Paul Wolfowitz draws on the history of the Korean War for lessons on deterring Chinese aggression against Taiwan. In particular, he emphasizes how the unexpected consequences of that war strengthened the West: creation of NATO’s integrated military command, increased US defense spending from $133 billion to $402 billion in four years, adoption of the more militarized containment recommended by NSC-68, and creation of the US-Taiwan mutual defense treaty of 1954. He concludes, “In the case of a [People’s Republic of China] attack on Taiwan, one obvious concern would be that Japan or even South Korea might reconsider its nuclear nonproliferation commitments and reliance on the US to provide nuclear deterrence.” For the US, the lesson should be that “the Korean War was preventable, if only the US had made clear beforehand that it would forcefully oppose North Korean aggression.” He also draws on work by AEI’s Dan Blumenthal that recommends a strategic framework for US-Taiwanese relations.

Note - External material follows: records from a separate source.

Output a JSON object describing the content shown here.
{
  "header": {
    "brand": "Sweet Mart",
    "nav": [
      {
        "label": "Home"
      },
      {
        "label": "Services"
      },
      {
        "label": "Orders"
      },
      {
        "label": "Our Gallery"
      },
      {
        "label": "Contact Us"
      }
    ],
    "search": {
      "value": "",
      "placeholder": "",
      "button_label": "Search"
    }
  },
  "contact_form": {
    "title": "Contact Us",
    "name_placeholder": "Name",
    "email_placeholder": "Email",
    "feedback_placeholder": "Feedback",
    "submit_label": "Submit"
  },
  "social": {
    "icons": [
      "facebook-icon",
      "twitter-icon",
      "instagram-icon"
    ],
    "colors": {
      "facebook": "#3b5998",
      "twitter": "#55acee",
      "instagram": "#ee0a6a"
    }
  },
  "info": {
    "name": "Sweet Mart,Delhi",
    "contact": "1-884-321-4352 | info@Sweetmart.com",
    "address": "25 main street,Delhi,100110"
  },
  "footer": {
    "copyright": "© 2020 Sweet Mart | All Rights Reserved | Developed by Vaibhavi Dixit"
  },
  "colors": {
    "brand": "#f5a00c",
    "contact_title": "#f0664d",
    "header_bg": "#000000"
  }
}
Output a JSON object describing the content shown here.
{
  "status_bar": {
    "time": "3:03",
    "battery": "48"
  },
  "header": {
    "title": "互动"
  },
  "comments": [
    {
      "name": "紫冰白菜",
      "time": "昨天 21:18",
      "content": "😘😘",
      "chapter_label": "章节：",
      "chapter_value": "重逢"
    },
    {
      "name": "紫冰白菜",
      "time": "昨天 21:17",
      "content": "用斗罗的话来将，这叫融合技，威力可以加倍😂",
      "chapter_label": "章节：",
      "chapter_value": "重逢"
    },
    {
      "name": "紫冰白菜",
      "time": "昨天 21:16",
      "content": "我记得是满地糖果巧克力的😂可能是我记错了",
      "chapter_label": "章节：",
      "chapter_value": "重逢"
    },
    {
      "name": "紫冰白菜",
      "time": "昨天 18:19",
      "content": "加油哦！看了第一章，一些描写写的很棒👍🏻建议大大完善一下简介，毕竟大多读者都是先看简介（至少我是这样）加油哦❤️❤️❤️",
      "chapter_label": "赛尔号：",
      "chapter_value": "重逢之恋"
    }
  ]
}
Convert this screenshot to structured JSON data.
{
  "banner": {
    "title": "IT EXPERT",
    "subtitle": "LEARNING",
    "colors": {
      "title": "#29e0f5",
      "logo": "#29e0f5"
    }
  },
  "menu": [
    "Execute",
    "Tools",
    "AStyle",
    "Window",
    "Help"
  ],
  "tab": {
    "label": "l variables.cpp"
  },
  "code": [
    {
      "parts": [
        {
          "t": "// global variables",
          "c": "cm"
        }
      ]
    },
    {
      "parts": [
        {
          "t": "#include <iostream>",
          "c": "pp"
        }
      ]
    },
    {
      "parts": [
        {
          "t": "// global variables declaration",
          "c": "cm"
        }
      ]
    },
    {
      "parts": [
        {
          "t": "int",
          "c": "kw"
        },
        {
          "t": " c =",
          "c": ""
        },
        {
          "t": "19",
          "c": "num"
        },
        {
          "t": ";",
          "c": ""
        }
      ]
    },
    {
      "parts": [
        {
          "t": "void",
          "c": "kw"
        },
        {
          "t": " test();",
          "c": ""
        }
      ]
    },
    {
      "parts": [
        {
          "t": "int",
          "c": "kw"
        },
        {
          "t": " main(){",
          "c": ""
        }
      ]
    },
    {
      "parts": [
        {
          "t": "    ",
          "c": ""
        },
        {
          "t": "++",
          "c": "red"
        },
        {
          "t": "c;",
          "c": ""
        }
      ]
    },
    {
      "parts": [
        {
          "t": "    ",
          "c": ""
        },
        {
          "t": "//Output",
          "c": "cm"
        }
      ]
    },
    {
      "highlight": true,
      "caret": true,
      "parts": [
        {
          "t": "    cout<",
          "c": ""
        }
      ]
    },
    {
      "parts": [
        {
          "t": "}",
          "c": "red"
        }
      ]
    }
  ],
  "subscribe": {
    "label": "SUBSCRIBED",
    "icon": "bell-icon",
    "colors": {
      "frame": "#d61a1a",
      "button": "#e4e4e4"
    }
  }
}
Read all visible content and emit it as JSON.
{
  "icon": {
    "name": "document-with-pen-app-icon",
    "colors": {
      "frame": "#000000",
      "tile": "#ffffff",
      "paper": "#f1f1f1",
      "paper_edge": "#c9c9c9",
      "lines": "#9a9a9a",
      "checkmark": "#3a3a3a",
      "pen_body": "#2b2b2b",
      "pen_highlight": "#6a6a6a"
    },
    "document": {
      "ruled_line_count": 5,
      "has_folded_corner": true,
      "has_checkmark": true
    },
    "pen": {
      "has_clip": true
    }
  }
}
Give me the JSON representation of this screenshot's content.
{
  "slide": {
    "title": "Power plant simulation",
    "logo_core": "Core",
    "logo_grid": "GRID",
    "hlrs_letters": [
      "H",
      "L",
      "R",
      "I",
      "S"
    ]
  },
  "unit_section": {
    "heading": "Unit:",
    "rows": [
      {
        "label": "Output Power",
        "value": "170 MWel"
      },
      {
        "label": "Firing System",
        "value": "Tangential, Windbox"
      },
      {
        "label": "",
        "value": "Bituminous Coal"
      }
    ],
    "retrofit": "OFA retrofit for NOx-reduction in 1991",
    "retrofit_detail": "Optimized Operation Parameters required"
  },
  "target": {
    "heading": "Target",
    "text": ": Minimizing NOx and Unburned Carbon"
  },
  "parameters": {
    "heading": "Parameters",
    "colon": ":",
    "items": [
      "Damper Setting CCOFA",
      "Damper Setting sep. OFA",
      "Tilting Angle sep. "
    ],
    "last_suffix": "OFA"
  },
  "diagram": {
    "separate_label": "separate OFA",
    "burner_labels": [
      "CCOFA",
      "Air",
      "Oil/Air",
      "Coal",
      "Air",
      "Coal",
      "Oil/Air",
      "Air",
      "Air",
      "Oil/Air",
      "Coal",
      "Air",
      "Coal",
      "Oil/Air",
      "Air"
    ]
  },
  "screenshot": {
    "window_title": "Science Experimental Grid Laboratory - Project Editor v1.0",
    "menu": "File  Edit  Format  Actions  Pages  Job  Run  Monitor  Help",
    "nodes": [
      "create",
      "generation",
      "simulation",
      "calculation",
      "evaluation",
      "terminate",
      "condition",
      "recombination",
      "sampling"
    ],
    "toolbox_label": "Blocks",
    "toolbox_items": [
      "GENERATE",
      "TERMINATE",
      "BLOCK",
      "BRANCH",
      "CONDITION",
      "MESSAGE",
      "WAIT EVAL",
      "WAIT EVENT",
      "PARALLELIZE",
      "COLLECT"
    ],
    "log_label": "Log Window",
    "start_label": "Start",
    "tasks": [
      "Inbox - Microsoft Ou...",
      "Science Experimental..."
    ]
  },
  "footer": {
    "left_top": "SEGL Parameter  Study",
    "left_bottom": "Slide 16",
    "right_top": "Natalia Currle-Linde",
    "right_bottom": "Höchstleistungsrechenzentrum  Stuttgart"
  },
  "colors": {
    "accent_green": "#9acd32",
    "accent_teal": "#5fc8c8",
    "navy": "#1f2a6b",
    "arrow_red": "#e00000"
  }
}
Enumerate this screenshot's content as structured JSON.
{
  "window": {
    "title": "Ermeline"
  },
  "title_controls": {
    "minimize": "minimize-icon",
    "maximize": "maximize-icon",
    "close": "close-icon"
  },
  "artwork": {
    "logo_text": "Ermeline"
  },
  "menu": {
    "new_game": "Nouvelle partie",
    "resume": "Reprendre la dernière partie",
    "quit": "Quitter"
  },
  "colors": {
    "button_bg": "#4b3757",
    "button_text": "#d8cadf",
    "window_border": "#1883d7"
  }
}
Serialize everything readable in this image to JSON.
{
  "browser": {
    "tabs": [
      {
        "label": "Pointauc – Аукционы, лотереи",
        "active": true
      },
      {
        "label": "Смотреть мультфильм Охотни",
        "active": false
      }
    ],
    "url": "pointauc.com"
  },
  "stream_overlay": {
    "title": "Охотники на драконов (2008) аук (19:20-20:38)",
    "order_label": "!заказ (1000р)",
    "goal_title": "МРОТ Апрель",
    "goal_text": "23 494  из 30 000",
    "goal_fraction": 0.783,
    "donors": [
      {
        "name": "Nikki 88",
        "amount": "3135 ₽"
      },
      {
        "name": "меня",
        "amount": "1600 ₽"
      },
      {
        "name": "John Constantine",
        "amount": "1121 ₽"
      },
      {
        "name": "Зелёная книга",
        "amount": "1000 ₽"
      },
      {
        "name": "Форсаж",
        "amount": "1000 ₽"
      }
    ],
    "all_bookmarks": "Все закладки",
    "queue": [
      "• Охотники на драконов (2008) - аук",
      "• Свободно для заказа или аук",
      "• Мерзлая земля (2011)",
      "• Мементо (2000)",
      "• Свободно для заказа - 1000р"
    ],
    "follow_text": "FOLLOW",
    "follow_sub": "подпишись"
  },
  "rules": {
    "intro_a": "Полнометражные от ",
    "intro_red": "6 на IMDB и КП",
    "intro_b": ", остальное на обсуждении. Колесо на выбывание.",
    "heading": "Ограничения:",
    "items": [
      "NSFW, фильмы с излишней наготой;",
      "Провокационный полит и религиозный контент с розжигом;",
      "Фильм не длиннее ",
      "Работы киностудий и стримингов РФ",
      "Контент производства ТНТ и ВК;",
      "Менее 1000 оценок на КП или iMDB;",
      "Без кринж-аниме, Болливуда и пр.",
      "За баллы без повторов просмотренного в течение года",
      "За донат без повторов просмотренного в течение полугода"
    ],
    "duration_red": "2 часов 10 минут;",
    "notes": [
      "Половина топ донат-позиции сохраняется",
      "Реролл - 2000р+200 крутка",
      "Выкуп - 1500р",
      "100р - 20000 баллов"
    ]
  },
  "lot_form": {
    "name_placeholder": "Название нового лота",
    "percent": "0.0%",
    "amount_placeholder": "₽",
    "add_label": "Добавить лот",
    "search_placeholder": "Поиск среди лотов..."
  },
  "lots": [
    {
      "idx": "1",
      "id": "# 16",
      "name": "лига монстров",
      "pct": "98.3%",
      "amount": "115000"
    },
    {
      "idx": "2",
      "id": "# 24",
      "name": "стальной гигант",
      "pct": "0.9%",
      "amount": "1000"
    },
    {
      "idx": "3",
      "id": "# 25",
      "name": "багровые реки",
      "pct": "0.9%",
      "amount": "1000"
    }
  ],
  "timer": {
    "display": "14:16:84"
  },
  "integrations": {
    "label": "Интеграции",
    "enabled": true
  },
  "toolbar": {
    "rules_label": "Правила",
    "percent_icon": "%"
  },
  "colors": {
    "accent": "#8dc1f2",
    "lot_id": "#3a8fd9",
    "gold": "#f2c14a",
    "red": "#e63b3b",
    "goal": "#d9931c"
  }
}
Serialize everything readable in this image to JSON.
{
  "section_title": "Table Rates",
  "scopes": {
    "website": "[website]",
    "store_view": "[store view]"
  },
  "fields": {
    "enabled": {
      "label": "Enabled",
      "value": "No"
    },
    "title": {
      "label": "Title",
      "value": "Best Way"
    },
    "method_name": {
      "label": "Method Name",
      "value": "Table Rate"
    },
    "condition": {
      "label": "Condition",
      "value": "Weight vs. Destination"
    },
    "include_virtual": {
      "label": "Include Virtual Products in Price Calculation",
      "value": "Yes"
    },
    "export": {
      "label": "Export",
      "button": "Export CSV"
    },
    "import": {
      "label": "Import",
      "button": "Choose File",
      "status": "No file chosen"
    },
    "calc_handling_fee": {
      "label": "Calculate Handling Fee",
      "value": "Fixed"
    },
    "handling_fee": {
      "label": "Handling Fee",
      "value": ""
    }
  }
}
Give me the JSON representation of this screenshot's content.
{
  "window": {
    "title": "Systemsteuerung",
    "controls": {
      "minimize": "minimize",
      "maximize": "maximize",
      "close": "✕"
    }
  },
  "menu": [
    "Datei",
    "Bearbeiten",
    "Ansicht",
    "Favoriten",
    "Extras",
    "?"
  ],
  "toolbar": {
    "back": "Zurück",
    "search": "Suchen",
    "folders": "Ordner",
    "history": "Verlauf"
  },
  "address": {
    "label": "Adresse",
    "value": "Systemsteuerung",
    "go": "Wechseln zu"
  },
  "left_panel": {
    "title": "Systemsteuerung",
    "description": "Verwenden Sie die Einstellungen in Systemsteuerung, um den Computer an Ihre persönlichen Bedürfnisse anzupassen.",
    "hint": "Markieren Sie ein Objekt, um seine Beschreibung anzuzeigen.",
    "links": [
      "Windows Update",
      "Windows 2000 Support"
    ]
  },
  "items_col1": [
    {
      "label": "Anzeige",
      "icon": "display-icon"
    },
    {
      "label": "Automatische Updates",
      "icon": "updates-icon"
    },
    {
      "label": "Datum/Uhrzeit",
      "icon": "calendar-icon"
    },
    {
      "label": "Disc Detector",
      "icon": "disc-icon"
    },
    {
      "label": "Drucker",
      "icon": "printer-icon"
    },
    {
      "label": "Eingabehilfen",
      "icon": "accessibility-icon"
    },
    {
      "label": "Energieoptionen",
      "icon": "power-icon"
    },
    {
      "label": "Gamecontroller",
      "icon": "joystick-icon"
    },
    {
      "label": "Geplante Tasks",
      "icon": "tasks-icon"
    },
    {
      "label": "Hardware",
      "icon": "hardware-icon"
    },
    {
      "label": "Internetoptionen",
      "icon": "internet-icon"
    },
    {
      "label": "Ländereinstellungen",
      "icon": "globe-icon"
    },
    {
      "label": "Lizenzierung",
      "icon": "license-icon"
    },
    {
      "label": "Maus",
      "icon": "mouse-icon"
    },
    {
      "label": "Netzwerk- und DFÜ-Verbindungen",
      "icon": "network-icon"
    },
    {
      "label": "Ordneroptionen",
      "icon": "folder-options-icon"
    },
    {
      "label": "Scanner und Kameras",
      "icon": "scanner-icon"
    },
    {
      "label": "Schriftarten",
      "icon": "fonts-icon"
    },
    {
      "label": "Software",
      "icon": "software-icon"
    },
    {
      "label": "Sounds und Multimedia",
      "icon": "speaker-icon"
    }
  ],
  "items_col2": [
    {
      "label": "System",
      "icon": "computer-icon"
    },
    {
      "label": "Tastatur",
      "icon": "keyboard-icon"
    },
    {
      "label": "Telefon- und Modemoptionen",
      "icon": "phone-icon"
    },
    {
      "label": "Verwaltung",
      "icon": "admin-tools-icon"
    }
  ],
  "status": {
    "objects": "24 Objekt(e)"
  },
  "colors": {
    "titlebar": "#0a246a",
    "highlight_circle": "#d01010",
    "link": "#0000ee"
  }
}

We at AEI hope you find this book useful as you think your way through the demanding problems of defending Taiwan—and the consequences for American security if we should fail to do so.